The British grouse industry is also rattled by the current e-petition to ban driven grouse shooting, which is doing well – please sign it here.

Gamekeeper accused of wildlife crimes on Glenogil Estate, Angus Glens

Glenogil sign RPSCopyA Scottish gamekeeper is facing charges of wildlife crimes alleged to have taken place in the Angus Glens last year.

William Curr faces charges that he set or failed to check the snare that trapped a deer for more than 24 hours on the Glenogil Estate last year, and that he failed to remove it. It is understood the animal died.

The 22 year old, of Game Keeper’s House, Glen Trusta, will appear at Forfar Sheriff Court on 20th August where he will also face charges that he failed to keep a record of finding a deer in the snare at Glen Trusta between 26th – 29th August 2014.

It is also alleged that Curr failed to check another snare for more than 24 hours, during which time a fox became trapped and died of dehydration between September 24th-26th 2014.

Curr did not appear or make a plea to the charges when the case called at the court on Thursday.

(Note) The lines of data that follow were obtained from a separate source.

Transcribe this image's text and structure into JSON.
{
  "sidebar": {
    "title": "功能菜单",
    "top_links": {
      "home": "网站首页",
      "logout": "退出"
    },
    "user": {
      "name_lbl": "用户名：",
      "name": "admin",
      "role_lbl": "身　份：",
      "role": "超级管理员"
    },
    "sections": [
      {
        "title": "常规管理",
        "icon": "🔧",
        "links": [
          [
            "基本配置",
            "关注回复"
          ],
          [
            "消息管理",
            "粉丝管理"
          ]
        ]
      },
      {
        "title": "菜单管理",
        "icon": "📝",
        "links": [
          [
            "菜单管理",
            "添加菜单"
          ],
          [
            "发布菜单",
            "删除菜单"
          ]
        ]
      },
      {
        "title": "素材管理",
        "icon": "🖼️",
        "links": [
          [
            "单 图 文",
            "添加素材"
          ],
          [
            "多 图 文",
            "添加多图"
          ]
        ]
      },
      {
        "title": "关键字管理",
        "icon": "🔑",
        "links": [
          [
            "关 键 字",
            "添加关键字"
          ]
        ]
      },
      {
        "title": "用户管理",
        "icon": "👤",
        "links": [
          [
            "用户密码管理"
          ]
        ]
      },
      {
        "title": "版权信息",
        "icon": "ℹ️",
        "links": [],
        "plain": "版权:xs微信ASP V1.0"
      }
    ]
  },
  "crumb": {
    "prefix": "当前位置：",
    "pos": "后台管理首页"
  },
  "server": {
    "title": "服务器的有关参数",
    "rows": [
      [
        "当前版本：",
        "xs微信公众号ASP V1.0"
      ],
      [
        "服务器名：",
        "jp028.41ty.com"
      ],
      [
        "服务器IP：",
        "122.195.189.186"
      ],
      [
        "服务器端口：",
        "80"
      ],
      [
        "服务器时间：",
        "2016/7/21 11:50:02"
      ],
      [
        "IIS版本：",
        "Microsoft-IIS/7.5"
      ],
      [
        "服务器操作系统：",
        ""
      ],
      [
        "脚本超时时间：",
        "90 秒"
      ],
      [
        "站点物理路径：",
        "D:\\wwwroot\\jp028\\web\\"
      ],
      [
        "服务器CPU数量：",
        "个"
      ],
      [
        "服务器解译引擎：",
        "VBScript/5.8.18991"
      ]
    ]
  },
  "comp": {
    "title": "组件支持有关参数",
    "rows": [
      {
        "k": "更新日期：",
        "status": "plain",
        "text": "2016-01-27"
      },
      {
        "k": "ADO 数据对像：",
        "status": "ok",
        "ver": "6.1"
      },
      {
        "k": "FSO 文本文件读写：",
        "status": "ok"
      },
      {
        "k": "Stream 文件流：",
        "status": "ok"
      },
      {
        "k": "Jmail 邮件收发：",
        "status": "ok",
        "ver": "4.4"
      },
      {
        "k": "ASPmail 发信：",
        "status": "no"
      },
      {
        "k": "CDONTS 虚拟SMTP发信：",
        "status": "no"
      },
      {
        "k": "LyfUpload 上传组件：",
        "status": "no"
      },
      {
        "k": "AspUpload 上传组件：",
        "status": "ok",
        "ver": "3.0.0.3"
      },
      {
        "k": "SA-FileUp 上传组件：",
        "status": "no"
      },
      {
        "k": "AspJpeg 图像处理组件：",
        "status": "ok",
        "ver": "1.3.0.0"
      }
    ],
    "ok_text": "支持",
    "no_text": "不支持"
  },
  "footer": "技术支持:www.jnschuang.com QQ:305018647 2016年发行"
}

Depute fiscal Jim Eodonable intimated the matter would continue without plea for three weeks, after a letter from solicitors Levy & McRae asked for more time to take instruction.

We’ll be following this one with interest.

Photograph by Raptor Persecution Scotland.

Scottish farmer convicted of shooting buzzard

BZA poultry farmer in the Borders who shot a buzzard, claiming he had mistaken it for a carrion crow, has been fined £600.

Michael Harrison, 70, of West Linton, Peebleshire, who runs an egg production facility, told Sheriff Jamie Gilmour at Edinburgh Sheriff Court on Wednesday, “I just made a mistake. I shot at this crow and it came down, but when I saw it was a buzzard, I was mortified. I was born in the countryside and brought up on a farm. All my life I have been a wildlife supporter”.

Harrison had pled guilty under the Wildlife & Countryside Act to ‘intentionally or recklessly’ shooting the buzzard in November 2014. He also pled guilty to injuring the buzzard by standing on its wing – presumably in an attempt to ‘control’ it when he realised the bird was still alive. The buzzard’s injuries were too severe for it to survive and it had to be euthanised.

Sheriff Gilmour said he would reduce the fine from £900 to £600 because of Harrison’s early guilty plea and allowed seven days for payment. He told Harrison: “It is important you identify your quarry. That is an important part of shooting”.

It’s farcical that a buzzard could be mistaken for a carrion crow, especially if it’s in close enough range for it to be shot and especially if the person pulling the trigger claims to have been born and brought up in the countryside and should therefore be capable of basic bird identification skills. In light of this conviction, presumably Police Scotland will not renew Harrison’s shotgun certificate? Yeah, right.

Well done to the SSPCA for their prompt investigation of this crime, which was crucial to gather evidence, and to the Crown Office for a successful & speedy prosecution, leading to a rare conviction for the actual shooting of a protected species. The penalty, as usual, is at the low end of the scale (max penalty of £5,000 and/or six month custodial sentence).